Forms are another common source of friction for mobile users. Having too many form fields is a sure fire way to turn off mobile shoppers, so make sure to only ask for essential information. Hubspot’s research of 40,000 contact forms found that reducing the number of fields from 4 to 3 increased conversion by 50%.

 

Time to Checkout

Page speed has a big impact on conversions, and this is only compounded when dealing with mobile shoppers. How much does wait time impact a website? A 1-second delay in page load time results in 11% fewer page views, a 16% decrease in customer satisfaction, and a 7% drop in conversion. Reducing page load time will lower the amount of friction involved in a checkout and convince more shoppers to complete a purchase. Econsultancy points out that when load time improves from eight seconds to two, conversion rate jumps by 74%.

 

Speed of payment options is another important factor influencing the time it takes to checkout. Asking customers to fill in long checkout forms and enter 16-digit credit card numbers on a small screen adds a lot of checkout friction for mobile shoppers. Retailers can overcome this issue by offering a streamlined payment option that cuts down on the amount that customers have to type and lets them checkout faster. For top sites, it takes customers an average of just 134 seconds to complete the entire checkout, so make sure your payment options aren’t slowing your customers down.

 

Total Payment Options

While the earlier strategies will help to get more customers into your checkout process, ensuring you offer a wide range of payment options will help convince more customers to complete your checkout process. Research by YouGov found that 40% of customers feel more comfortable purchasing from a retailer that accepts several payment options and that half of consumers that regularly shop online will abandon a cart that doesn’t have their preferred payment method. So if you only accept a few payment options, you may be doing yourself a disservice.

 

How many payment options should you have? While the top converting websites have an average of 7 payment methods, some of the best have as many as 15 payment options. Point being, you may be missing out on sales simply as a result of not having enough payment methods.

 

Moving Forward with Mobile

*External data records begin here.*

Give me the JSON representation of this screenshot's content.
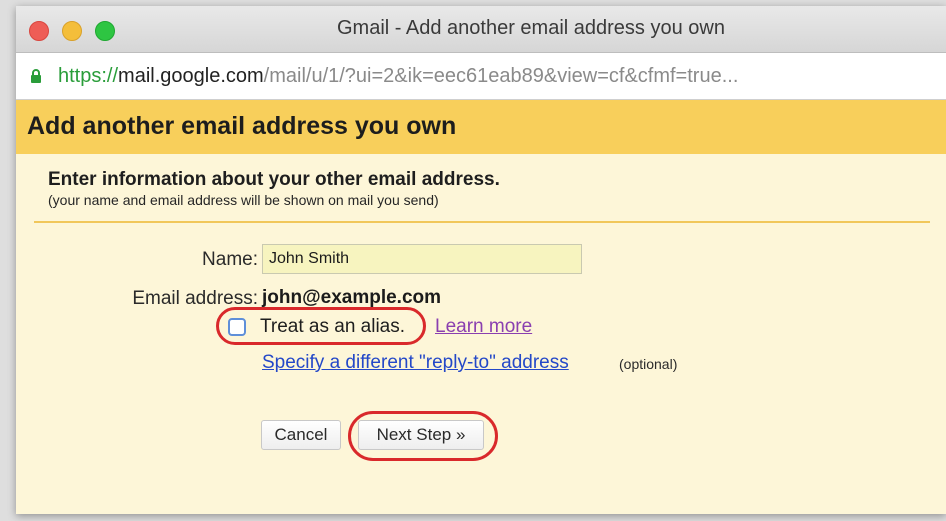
{
  "window": {
    "title": "Gmail - Add another email address you own"
  },
  "address_bar": {
    "scheme": "https://",
    "host": "mail.google.com",
    "path": "/mail/u/1/?ui=2&ik=eec61eab89&view=cf&cfmf=true..."
  },
  "dialog": {
    "title": "Add another email address you own",
    "intro_heading": "Enter information about your other email address.",
    "intro_sub": "(your name and email address will be shown on mail you send)",
    "name_label": "Name:",
    "name_value": "John Smith",
    "email_label": "Email address:",
    "email_value": "john@example.com",
    "alias_label": "Treat as an alias.",
    "alias_checked": false,
    "learn_more": "Learn more",
    "reply_to_link": "Specify a different \"reply-to\" address",
    "reply_to_optional": "(optional)",
    "cancel_label": "Cancel",
    "next_label": "Next Step »"
  },
  "colors": {
    "header_bg": "#f8cf5b",
    "body_bg": "#fdf6d8",
    "highlight": "#d9292b",
    "link": "#2448c8",
    "visited_link": "#8a3fb0",
    "secure": "#2a9d3a"
  },
  "icons": {
    "lock": "lock-icon"
  }
}
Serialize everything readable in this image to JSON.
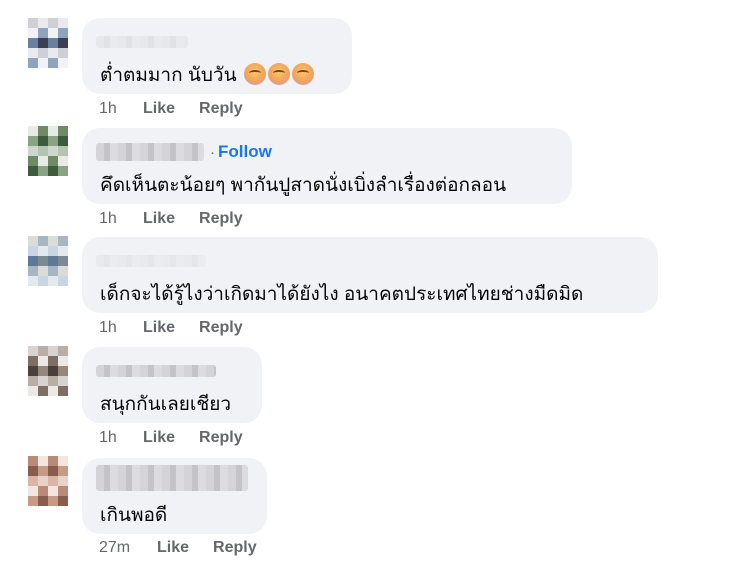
{
  "comments": [
    {
      "text": "ต่ำตมมาก นับวัน",
      "emoji_icon": "exhausted-face-emoji",
      "emoji_count": 3,
      "time": "1h",
      "like": "Like",
      "reply": "Reply",
      "avatar_colors": [
        "#e9e9ee",
        "#8fa3bd",
        "#3b3f55",
        "#cfcfd6",
        "#f2f2f5",
        "#6b7fa0"
      ]
    },
    {
      "follow": "Follow",
      "separator": "·",
      "text": "คึดเห็นตะน้อยๆ พากันปูสาดนั่งเบิ่งลำเรื่องต่อกลอน",
      "time": "1h",
      "like": "Like",
      "reply": "Reply",
      "avatar_colors": [
        "#cfd8cc",
        "#6e8a66",
        "#3f5b3d",
        "#b7c3b1",
        "#e6ece3",
        "#8aa384"
      ]
    },
    {
      "text": "เด็กจะได้รู้ไงว่าเกิดมาได้ยังไง อนาคตประเทศไทยช่างมืดมิด",
      "time": "1h",
      "like": "Like",
      "reply": "Reply",
      "avatar_colors": [
        "#c9d5e0",
        "#5e7897",
        "#a8b6c2",
        "#e4e9ee",
        "#7b8a93",
        "#d9dcd9"
      ]
    },
    {
      "text": "สนุกกันเลยเชียว",
      "time": "1h",
      "like": "Like",
      "reply": "Reply",
      "avatar_colors": [
        "#d8d3cf",
        "#7d6f66",
        "#4a3f3a",
        "#b9aea6",
        "#ece8e5",
        "#95877c"
      ]
    },
    {
      "text": "เกินพอดี",
      "time": "27m",
      "like": "Like",
      "reply": "Reply",
      "avatar_colors": [
        "#e7d3c9",
        "#b88b78",
        "#8a5c4d",
        "#d8b6a6",
        "#f3e6df",
        "#c79a86"
      ]
    }
  ],
  "colors": {
    "bubble": "#f0f2f5",
    "text": "#050505",
    "meta": "#65676b",
    "follow": "#1877f2"
  }
}
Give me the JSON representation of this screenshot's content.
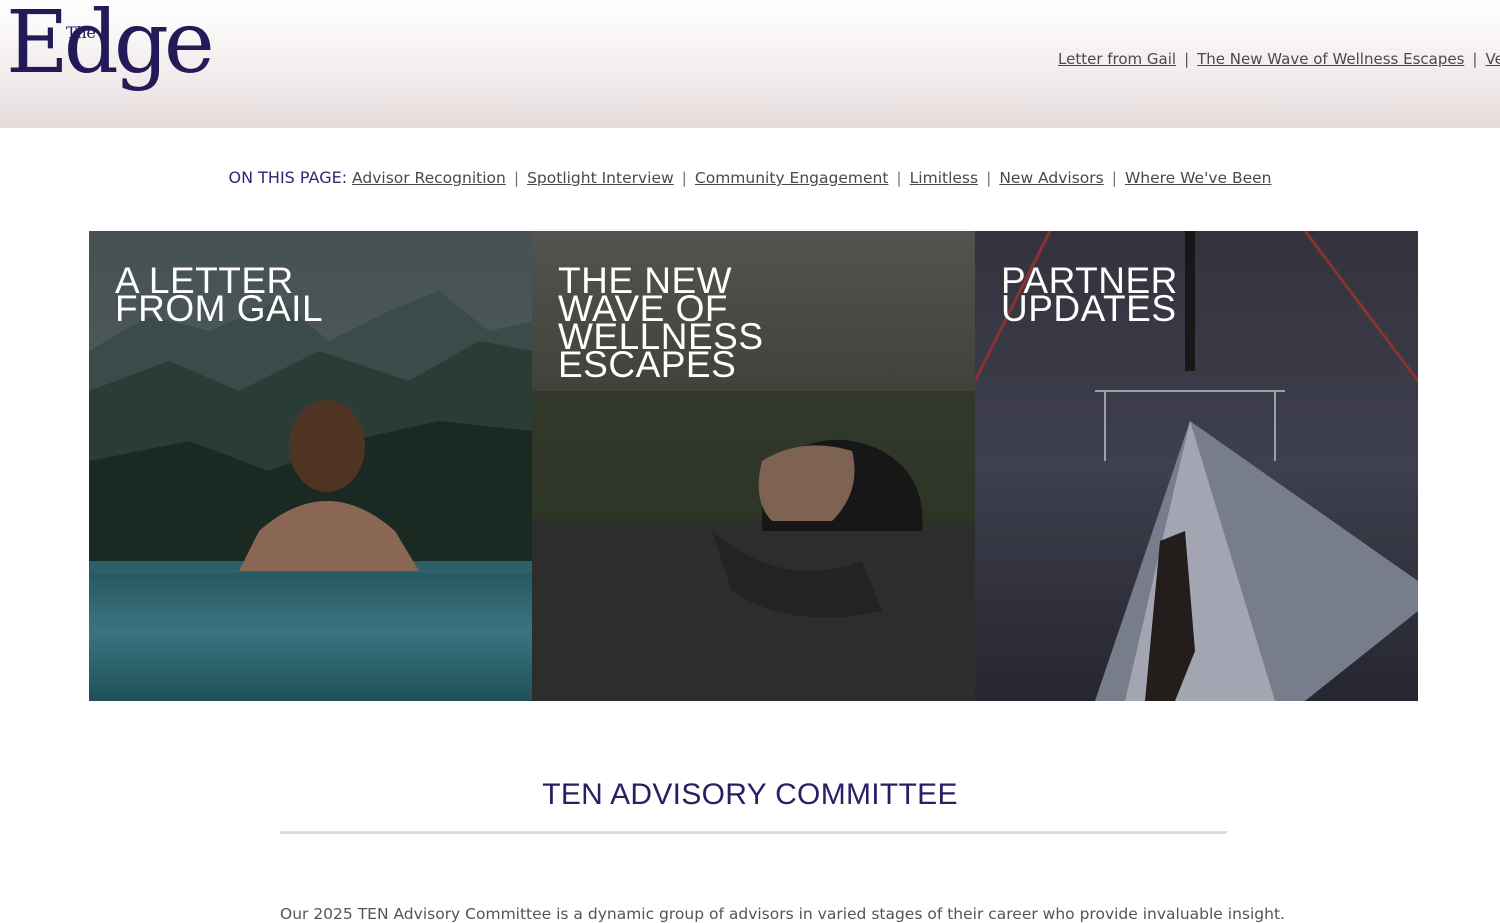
{
  "header": {
    "logo_small": "The",
    "logo_large": "Edge",
    "nav": [
      {
        "label": "Letter from Gail"
      },
      {
        "label": "The New Wave of Wellness Escapes"
      },
      {
        "label": "Ver"
      }
    ]
  },
  "on_this_page": {
    "label": "ON THIS PAGE:",
    "links": [
      {
        "label": "Advisor Recognition"
      },
      {
        "label": "Spotlight Interview"
      },
      {
        "label": "Community Engagement"
      },
      {
        "label": "Limitless"
      },
      {
        "label": "New Advisors"
      },
      {
        "label": "Where We've Been"
      }
    ]
  },
  "tiles": [
    {
      "title": "A LETTER\nFROM GAIL"
    },
    {
      "title": "THE NEW\nWAVE OF\nWELLNESS\nESCAPES"
    },
    {
      "title": "PARTNER\nUPDATES"
    }
  ],
  "section": {
    "title": "TEN ADVISORY COMMITTEE",
    "intro": "Our 2025 TEN Advisory Committee is a dynamic group of advisors in varied stages of their career who provide invaluable insight."
  },
  "colors": {
    "brand": "#241a57",
    "heading": "#2a1f62",
    "link": "#4a4a4a",
    "rule": "#e8d8de"
  }
}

Broadly speaking, the key to counteracting the dropping mobile conversion rate is reducing the amount of friction involved. Retailers need to prioritize simplicity to make it as fast and easy as possible to checkout on any device.

 

P.S. Enjoy this post? You’ll love Defining Mobile Payments: In-Store, Online, and In-App and Are Wearables the Key to Unlocking Mobile Payments?